(This March 21 item was corrected to fix attribution in paragraph 4)
UNITED NATIONS (Reuters) - The warring parties in Yemen are responsible for the protection of civilians and infrastructure and not others, the United Nations said on Tuesday in response to a Saudi-led military coalition calling for the U.N. to supervise a strategic port.
The coalition, which has been fighting Iran-allied Houthi rebels and troops loyal to former president Ali Abdullah Saleh since 2015, on Sunday proposed that the U.N. monitor Hodeidah port after an attack on a boatload of Somali refugees killed 42 people.
"Parties to the conflict have a clear responsibility to protect civilian infrastructure and fundamentally to protect civilians. These are not obligations they can shift to others," U.N. spokesman Farhan Haq told reporters.
The refugees had departed Hodeidah en route to Sudan on Friday when they came under fire in an incident that aid workers said had involved a helicopter. The Saudi-led coalition denied responsibility for the attack.

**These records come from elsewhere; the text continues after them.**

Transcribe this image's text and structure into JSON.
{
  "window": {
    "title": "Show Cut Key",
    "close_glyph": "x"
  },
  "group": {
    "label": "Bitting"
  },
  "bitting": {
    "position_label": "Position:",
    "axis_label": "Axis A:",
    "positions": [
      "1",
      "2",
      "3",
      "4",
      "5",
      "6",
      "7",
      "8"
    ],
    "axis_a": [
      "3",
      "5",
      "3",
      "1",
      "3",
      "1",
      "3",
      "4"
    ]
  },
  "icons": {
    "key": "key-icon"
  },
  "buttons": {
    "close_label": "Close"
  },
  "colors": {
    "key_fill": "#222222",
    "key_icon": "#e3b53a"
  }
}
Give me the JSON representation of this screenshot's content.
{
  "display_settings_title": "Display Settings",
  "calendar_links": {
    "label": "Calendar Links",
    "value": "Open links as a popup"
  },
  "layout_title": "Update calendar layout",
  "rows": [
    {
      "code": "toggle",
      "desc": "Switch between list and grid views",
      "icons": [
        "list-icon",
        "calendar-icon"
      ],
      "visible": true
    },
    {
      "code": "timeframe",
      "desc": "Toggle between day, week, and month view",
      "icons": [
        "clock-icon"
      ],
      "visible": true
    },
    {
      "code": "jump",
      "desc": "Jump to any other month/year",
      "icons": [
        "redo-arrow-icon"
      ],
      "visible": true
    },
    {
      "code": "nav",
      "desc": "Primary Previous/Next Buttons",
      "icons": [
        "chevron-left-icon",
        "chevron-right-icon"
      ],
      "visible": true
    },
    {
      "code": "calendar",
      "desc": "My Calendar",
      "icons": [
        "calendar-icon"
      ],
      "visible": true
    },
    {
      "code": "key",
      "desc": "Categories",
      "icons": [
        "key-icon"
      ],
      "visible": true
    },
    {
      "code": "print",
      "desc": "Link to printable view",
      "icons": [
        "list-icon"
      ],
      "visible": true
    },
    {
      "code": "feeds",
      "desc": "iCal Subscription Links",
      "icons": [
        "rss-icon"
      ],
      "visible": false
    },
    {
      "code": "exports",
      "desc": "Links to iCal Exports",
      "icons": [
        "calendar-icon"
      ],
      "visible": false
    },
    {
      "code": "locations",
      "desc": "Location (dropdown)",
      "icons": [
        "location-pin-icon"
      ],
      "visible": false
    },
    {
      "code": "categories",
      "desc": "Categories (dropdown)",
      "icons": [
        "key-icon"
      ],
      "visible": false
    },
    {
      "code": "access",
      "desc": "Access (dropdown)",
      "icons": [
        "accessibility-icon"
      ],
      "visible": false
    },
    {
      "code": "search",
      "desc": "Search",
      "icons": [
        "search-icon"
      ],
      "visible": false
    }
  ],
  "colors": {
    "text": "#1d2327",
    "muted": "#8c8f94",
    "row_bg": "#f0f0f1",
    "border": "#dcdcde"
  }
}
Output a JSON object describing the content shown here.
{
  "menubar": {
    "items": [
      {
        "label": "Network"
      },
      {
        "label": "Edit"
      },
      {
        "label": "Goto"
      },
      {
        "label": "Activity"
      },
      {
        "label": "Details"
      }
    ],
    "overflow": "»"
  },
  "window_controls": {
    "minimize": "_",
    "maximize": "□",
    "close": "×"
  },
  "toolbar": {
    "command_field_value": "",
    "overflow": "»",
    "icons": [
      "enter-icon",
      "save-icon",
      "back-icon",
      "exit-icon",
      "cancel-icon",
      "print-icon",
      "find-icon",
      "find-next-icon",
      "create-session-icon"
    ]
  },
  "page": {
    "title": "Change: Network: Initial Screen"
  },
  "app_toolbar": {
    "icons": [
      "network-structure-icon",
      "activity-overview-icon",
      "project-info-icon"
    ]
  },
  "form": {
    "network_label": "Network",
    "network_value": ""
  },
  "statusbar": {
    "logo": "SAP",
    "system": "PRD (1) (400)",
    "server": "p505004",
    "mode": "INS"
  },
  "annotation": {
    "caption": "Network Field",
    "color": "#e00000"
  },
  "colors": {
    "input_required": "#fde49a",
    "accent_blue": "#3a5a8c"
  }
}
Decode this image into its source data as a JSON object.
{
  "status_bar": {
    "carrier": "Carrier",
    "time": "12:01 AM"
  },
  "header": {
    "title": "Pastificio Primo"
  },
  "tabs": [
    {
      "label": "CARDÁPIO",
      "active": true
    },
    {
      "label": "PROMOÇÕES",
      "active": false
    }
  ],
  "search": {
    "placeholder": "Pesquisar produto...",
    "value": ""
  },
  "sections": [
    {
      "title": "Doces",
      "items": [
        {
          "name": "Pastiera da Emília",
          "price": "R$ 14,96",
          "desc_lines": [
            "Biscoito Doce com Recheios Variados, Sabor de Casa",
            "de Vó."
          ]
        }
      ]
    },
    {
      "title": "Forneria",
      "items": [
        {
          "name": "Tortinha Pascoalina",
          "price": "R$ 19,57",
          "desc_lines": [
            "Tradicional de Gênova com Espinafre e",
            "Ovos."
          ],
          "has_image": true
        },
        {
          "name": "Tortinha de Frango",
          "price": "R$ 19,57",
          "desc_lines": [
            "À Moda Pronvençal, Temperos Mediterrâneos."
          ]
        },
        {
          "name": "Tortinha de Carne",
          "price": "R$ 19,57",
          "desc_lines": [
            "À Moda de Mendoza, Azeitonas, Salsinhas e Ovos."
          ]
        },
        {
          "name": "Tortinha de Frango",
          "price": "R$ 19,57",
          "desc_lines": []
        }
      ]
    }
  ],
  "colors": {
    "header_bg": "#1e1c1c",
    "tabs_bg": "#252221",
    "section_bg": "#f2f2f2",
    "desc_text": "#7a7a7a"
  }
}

The Red Sea port near the Bab al-Mandab strait is under the control of Yemen's armed Houthi movement. The Bab al-Mandab is a strategic waterway through which nearly 4 million barrels of oil are shipped daily.
Haq said that with Yemen almost entirely dependent on importing food and other commodities it was "essential that all parties to the conflict facilitate unhindered access to Yemen's ports for humanitarian and commercial cargo, including Hodeidah port, which serves 70 percent of Yemen's affected population."
Hodeidah is part of a broad battlefront where forces loyal to Yemeni President Abd-Rabbu Mansour Hadi, backed by the Saudi-led coalition, are fighting the Houthi movement, which controls most of northern and western Yemen.
Last week, 52 members of the U.S. Congress wrote to Secretary of State Rex Tillerson to urge him to push for Hodeidah port to be opened to aid deliveries.
"The U.S. must act urgently to avert famine and employ our diplomatic clout with the coalition members to ensure that humanitarian goods can get into the port of Hodeidah. The lives of hundreds of thousands of children are at stake," the letter said.
The World Food Program said last week that the governorates of Taiz and Hodeidah along the Red Sea risked slipping into famine if they did not receive more aid.
(Reporting by Michelle Nichols; editing by Grant McCool)